smalltooSNORTYVILLE ... How-tos, Reviews, & Pop Culture Fun!

Copyright © Snortyville. All rights reserved.
Unauthorized copy of content without written permission is strictly prohibited

New: In the Box: Dungeon Twister Review, In the Box: Axis and Allies Miniatures Review, The Mist, Anita Blake Comics, Vampire Hunter Reader’s Guide, Ratatouille



The Dresden Files Concordance

The Dresden Files was a series on the Sci-Fi Channel, unfortunately canceled after 1 season. Based on the best-selling series by Jim Butcher, it tells of Chicago’s only practicing wizard, Harry Dresden, and his adventures in the dark, supernatural underbelly of the city.

Characters     Places   Magic   Villains   Books   Episodes   Links

Did you know that:

  • The DVD set for the Sci-Fi channel’s “The Dresden Files” is now available. Click on the link below to get it from Amazon!!!



The Dresden Files was a missed opportunity for the Sci-Fi Channel to cash in on the big boom in paranormal shows that have been hitting the airwaves lately, not to mention the huge rise in the genre of paranormal romance that’s been on fire in the past few years. Harry Dresden was one of the few male characters in an a genre almost exclusively female as evidenced by Laurell K. Hamilton, Rachel Caine, and other women writers who have been at the forefront of the explosion in this field for some years now.

If only The Dresden Files t.v. series had concentrated a bit more on an ongoing series thread rather than a bunch of standalone stories, I think it would have done better. They were attempting this with the story of Harry’s uncle, but the fact that some of the episodes were shown out of order didn’t help that idea along.

Plus, there seemed to be significant differences between the early shows in the series and the later ones, and these continuity errors made the show seem a bit on the amateurish side.

Finally, they should have done much more with Harry’s relationship with Murphy, and less time spent with Bob. Bob should not have been in the form that he was in the show; it didn’t do the character in the book justice at all, and it wasted time that could have been spent developing the main character’s relationships with various people, including Murphy.

I think people would have turned in to see a hot romance between Harry Dresden and Murphy.  How often does a romance take center stage in a science fiction show? Paul Blackthorne was a great choice to play Harry Dresden.  And there was definitely some chemistry between Harry and Murphy, but it wasn’t developed at all. And if they had wanted a romance, they should have brought back Claudia Black’s character, who not only brought the show up 100% in the one episode she was in, but had great chemistry with Blackthorne. Alas, she was in Stargate SG-1, so there was no way to make her a permanent character. I hope that someone does The Dresden Files again; it has definite potential for a involving, engaging series.



whiteknightThe Dresden Files was a best-selling fantasy book series by Jim Butcher before it became a television series. Some aspects of the tv series match the books closely, such as Paul Blackthorne’s portrayal of Harry Dresden. 
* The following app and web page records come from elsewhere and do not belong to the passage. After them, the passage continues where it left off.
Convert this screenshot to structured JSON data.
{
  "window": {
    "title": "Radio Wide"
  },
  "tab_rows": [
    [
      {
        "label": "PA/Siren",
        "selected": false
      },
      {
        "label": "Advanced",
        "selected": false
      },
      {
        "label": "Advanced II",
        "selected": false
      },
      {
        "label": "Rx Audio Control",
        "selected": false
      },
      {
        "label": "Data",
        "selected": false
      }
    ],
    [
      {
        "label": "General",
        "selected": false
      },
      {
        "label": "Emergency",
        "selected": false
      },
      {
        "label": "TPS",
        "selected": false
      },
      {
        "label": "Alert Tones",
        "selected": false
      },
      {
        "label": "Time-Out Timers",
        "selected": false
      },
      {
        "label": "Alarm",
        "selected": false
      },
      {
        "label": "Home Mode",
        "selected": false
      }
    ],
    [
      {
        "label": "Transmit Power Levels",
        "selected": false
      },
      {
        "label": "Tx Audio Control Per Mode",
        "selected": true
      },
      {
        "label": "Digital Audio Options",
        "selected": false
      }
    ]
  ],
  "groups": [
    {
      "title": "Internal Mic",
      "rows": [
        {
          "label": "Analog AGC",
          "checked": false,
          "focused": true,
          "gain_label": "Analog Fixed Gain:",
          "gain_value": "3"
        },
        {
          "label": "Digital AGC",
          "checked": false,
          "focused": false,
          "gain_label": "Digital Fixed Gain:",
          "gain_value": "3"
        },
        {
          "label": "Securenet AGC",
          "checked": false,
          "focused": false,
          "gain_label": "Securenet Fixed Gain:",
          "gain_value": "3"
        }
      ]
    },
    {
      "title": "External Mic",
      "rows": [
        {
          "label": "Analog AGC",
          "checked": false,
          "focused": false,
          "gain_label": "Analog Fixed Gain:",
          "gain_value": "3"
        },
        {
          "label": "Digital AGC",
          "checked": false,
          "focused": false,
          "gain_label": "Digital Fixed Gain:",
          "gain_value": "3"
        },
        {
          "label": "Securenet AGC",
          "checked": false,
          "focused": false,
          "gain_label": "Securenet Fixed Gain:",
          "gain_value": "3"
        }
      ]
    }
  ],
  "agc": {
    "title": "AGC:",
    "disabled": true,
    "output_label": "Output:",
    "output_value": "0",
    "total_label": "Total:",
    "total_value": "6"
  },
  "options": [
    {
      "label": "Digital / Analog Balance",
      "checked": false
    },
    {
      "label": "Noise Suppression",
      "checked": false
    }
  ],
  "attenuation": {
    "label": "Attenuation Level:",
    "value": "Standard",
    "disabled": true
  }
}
Like Dresden in the books, Blackthorne is tall and dark.  He also displays the book character’s wry, self-deprecating charm. His combination apartment and office looks much as I imagined it from the books:  subterranean, walls of rough brick, and filled with esoteric clutter.

In the tv show, Dresden displays a few talismans from the book: a pentacle necklace, and a shield bracelet.   What happened to his wizard’s staff, though?  Why did it get demoted in the tv show to a magical hockey stick?

Bob, on the other hand, vastly differs between book and show. In the books, Bob seems to be a jinni or some other slave-spirit whom Harry acquired.  Hence his bowling-league-type name, obviously given to him by Harry in a whimsical moment.  You never know when Bob might try to turn on Harry or make a break for freedom. A disembodied spirit of the air, Bob lives inside a human skull and functions as the equivalent of a desktop computer-plus-internet for Harry whose magical powers make him incompatible with technology.

If Bob ever had busted loose in the books and assumed a human form and demeanor, I would imagine him to look and act like a Mel Brooks character or something else reminiscent of the Borscht Belt.  I know this sounds weird, but Bob in the books really did seem like a cranky dirty old man. Harry had to keep him placated with romance novels which Bob liked for the sex scenes!

In the tv series, Terrance Mann plays Bob in a much more formal way, complete with (for me) an affected accent that is not really British. Think “mid-Atlantic Snob” like the Frasier brothers from the Frasier tv show. At his best, Mann’s Bob seems more formidable than Bob in the books.  I think Mann intends him to be a mentor to Harry. At his worst, however, he reminds one of the disapproving butler.  In the 9th episode (The Other Dick), he is so fussy and possessive of Harry (while snubbing Claudia Black’s Liz) that he comes off as Harry’s gay lover!

You can go on like this forever, amusing yourself with the differences and similarities between this fun tv show and its excellent source material. But you really should read the books to get the extra dimension to The Dresden Files!

Click on the Books Link in our Dresden Files Concordance, or check out the following book reviews: